Here’s the abstract I’ve just sent in for the keynote I’ll be giving at the Reassembling Democracy: Ritual as Cultural Resource conference in Oslo in February:
Reassembling A Broken World: Toward Practices of Anthropocenic Mindfulness
If democracy is to be reassembled, with the aid of ritualized practices, how is it that it has been disassembled in the first place? Can and should its assembly be retained over the course of its journey from the civic principle organizing an ancient Mediterranean polis to the globalizing (and anti-globalizing) ‘cacocracy’ we find around us today? Is ‘globalization’ perhaps the sign of its demise, and a nascent something — decolonization, ecologization, Gaia, the Chthulucene, or something as yet unclear — the sign of its re-emergence in a new, post-globalist (or post-capitalist) guise?
This talk will take the notion of ‘reassembly’ to be a literal description of what might be done with a broken world, where ‘world’ refers to the relations between a human ‘demos’ and a non, post, or ex-human (as in ex-urban) ‘oikos,’ a ‘demoicracy’ that has fallen into dis- or mis-rule. (Except that ‘oikos,’ the household, dwelling-place, or familial property, is altogether too tame a term for conjuring the partners to be invited toward the reassembly of a new, earthly demos; Stengers’s and Latour’s ‘Gaia’ and Haraway’s ‘Chthulu’ come closer to the mark.)
I begin with a few places at which this brokenness is most evident: ‘zones of alienation,’ to use the term enshrined in the example of Chernobyl, that mark the ironies of technological catastrophe and of what happens when the human is (mostly) removed from the scene of the crime. In light of such zones and the geographies of sacrifice and violence they mark out, I creatively revisit Buddhism’s Four Noble Truths by replacing dukkha (suffering) with the ‘excess suffering’ attributable to anthropocenic trends including atmospheric carbon forcing, plasticization, nuclear militarization, and globalization of a growth-obsessed, colonial-capitalist world system.
I argue that at the heart of this struggle is an effort to create ‘adequate images’ (in Werner Herzog’s terms) for our time, but that, when seen through a process-relational, material-semiotic ontology of the image, this means adequate practices of image making, relational attending, and experimental ‘assemblage.’ A key component in this is the development of forms of ‘engaged anthropocenic mindfulness,’ whereby the affective propensities necessary for a reassembly of such a new demos, and ultimately a new kind of democracy, can be cultivated.

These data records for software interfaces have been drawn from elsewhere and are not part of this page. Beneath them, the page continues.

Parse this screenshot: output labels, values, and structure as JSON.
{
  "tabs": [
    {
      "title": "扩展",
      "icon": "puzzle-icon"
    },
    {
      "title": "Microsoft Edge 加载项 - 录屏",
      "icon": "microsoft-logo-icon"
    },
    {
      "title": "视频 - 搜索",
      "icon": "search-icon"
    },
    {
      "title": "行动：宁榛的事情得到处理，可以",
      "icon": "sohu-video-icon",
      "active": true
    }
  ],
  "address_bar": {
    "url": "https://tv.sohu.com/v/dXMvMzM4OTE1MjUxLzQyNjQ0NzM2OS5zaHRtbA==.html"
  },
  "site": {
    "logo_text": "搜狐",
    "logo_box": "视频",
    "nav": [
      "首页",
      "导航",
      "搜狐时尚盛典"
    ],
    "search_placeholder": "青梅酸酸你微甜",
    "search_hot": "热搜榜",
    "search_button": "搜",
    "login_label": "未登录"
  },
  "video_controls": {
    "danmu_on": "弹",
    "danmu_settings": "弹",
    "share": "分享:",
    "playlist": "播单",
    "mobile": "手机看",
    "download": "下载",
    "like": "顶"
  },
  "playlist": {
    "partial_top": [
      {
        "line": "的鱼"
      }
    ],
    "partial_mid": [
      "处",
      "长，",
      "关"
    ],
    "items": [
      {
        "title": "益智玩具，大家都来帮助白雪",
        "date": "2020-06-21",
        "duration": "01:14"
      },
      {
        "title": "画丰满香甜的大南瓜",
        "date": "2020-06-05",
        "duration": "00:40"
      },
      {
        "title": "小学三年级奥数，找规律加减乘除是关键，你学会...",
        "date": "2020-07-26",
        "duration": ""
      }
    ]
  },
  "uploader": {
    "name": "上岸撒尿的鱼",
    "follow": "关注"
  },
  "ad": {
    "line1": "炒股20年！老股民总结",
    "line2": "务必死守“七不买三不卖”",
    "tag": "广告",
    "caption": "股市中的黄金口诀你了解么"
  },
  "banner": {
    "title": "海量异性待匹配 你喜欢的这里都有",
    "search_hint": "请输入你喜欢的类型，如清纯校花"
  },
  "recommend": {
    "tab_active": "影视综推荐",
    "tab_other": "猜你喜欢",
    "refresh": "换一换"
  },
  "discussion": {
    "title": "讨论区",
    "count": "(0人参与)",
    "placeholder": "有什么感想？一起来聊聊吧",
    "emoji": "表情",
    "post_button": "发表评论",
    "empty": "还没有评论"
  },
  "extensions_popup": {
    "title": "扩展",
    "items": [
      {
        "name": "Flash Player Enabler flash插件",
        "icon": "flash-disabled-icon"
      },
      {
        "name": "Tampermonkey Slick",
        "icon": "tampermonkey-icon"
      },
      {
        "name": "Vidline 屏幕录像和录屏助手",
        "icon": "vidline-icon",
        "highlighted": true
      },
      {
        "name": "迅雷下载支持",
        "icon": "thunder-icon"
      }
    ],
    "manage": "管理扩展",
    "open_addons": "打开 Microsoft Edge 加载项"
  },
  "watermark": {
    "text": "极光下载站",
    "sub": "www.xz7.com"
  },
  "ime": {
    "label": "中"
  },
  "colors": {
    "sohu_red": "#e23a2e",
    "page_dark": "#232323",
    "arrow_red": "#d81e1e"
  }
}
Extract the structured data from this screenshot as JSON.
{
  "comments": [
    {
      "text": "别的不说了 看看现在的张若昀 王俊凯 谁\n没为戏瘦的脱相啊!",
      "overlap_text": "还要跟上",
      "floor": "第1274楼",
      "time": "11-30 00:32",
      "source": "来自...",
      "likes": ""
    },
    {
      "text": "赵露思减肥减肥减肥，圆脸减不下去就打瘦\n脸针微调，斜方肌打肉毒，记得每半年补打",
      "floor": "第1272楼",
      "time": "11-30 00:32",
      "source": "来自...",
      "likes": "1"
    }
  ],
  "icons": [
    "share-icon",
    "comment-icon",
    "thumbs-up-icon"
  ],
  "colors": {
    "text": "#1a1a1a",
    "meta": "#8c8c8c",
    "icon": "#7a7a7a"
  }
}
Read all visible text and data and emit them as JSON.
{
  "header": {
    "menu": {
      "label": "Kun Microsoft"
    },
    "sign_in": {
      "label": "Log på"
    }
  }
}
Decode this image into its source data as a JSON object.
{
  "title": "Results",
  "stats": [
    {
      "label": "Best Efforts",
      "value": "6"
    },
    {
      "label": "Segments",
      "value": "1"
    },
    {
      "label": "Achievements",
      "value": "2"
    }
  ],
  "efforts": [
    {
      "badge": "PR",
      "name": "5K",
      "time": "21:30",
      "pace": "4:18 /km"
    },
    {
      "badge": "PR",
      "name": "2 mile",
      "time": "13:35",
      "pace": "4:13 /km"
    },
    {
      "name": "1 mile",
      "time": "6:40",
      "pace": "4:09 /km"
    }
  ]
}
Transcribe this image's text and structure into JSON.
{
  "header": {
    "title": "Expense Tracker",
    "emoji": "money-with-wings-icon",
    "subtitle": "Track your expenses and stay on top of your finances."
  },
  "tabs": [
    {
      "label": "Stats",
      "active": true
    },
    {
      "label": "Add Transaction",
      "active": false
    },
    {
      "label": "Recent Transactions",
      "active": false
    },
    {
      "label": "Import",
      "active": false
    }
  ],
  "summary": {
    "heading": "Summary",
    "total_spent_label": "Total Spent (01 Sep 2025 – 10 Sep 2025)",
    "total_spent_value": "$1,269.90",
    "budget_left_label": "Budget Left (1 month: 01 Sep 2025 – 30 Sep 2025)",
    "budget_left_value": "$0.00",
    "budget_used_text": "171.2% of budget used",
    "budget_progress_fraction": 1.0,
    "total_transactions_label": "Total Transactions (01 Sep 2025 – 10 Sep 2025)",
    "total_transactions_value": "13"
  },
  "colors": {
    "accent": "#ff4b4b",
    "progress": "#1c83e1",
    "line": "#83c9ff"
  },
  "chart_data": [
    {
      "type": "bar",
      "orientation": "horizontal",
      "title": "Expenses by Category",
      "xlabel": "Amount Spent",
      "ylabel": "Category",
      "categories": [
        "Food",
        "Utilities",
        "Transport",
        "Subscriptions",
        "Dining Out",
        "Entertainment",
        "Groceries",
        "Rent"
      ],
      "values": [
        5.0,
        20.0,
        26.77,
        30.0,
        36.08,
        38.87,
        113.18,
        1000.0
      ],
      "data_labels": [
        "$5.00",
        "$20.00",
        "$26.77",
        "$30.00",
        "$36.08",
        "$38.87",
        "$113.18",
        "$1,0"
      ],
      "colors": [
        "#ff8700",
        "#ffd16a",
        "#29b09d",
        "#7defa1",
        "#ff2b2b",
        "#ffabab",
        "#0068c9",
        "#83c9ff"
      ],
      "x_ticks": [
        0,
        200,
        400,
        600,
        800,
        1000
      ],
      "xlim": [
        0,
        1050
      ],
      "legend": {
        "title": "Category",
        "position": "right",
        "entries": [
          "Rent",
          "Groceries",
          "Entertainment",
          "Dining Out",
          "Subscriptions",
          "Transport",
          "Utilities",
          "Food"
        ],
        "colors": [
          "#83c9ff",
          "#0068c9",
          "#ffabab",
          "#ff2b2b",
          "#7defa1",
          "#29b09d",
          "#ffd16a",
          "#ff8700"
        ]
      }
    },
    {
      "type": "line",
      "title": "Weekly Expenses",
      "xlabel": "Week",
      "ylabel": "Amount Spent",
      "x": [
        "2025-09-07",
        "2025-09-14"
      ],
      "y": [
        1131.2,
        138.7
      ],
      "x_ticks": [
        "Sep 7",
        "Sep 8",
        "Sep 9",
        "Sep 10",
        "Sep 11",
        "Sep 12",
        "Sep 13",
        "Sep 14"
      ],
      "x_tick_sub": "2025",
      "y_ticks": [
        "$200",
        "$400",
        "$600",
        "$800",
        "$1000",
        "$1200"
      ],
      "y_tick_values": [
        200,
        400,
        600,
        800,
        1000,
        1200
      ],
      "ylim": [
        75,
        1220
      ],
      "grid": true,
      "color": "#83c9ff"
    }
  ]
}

Further information on the conference can be read here. It looks to be fabulous.